Ask for professional support.
Whether or not you have help from your partner, bridesmaids, or family members, it always helps to speak with your vendor team for input on your timeline. They’re the experts, so they will help you to ensure everything runs smoothly and on time!
“Start by talking to the vendors that you have secured,” says Tarrant. “Ask their advice on how long things will actually take versus what you were expecting. We are experts in what we do and your pro team has worked on hundreds of weddings. Use us as a resource!”
Give yourself enough buffer time.
Jam-packing your timeline with back-to-back activities is a recipe for disaster. All it takes is for one ill-timed trip to the restroom or an unexpected traffic jam to throw the whole day off. Padding your timeline is the best way to ensure you have the time to do everything you want! Here are a few areas to consider when building in extra space:
Getting Ready in the Morning
Nora Sheils, founder of Bridal Bliss and co-founder of Rock Paper Coin, speaks to the importance of being flexible earlier rather than later: “We always schedule extra getting ready time! Hair and makeup tends to take longer than expected, and we would rather have some extra time padded in early in the day, so if we do run late, it doesn’t cause a rush to catch up.”
Another factor to consider is travel, which Chang says is often overlooked: “If you’re traveling between venues or between a getting-ready location and the venue, it always takes longer than you think. This is especially true if you’re talking about guest shuttles where vehicles are larger and slower. But there are also many variables when it comes to travel, and lots of things can affect the timing, from guests arriving late to an unexpected accident or construction on the road to the driver getting lost.”
Janice Carnevale, owner of Bellwether Events, explains that toasts can often take longer than expected as well: “I recommend that you ask your toast givers to limit themselves to 500 words. This will mean that their speech is 5 minutes or less. This is good for a few reasons: most people don’t like to sit through long toasts, and it allows you to properly plan in the timeline for the length of all the toasts.”
Include vital planning information.
The timeline isn’t just for a schedule, though. Since it is a living document that should be shared across the vendor team and wedding party, it’s also a useful place to include important details about the planning process.
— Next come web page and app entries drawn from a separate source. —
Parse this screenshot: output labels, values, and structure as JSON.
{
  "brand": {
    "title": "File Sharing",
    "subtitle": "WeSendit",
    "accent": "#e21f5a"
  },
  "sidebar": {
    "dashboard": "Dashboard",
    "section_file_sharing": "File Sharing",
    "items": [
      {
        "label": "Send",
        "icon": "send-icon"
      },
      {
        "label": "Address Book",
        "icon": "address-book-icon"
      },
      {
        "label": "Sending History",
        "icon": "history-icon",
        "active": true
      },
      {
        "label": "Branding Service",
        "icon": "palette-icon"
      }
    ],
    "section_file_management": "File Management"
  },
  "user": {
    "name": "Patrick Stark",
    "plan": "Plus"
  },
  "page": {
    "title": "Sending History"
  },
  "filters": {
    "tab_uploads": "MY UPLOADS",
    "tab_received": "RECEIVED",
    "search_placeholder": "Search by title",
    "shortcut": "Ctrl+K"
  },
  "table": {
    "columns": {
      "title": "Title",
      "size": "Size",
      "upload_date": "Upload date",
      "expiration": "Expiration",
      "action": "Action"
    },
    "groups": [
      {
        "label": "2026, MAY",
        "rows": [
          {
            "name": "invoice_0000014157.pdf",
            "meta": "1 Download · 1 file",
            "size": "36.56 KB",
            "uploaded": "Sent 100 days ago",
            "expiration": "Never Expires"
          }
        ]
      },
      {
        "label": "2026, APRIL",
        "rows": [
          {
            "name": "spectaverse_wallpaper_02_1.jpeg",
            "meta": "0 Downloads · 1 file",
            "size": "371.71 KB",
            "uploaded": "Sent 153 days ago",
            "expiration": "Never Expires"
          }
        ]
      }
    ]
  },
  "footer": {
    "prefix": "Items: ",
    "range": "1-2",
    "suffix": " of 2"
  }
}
Lynne Reznick, owner of Lynne Reznick Photography, encourages: “Be sure to include your full vendor team’s names and email addresses at the start of your timeline. This way, vendors who would like to coordinate prior to the wedding day can do so directly. This is also handy information for everyone involved in the wedding to have after the event when sharing photos.”
“Also, include a day-of contact and phone number of someone other than the couple getting married,” Reznick continues. “You don’t want to field calls and questions from vendors as you’re getting ready to walk down the aisle. Instead, provide the contact info for the best man, maid of honor, or a sibling who knows all of the details and can field questions for you.”
Expect your timeline to evolve as you go through the planning process — and even on the wedding day itself. It’s not meant to be set in stone, but rather a guide for you and your team to follow as you plan. By building in buffers, including essential details, and getting approval from your vendors, you can protect the flow of your wedding day timeline and ensure your celebration is everything you ever imagined.
Meghan Ely is the owner of wedding PR and wedding marketing firm OFD Consulting. Ely is a sought-after speaker, adjunct professor in the field of public relations, and a self-professed royal wedding enthusiast.
We’ve partnered with OFD Consulting to bring you this great advice from their collective of wedding professionals.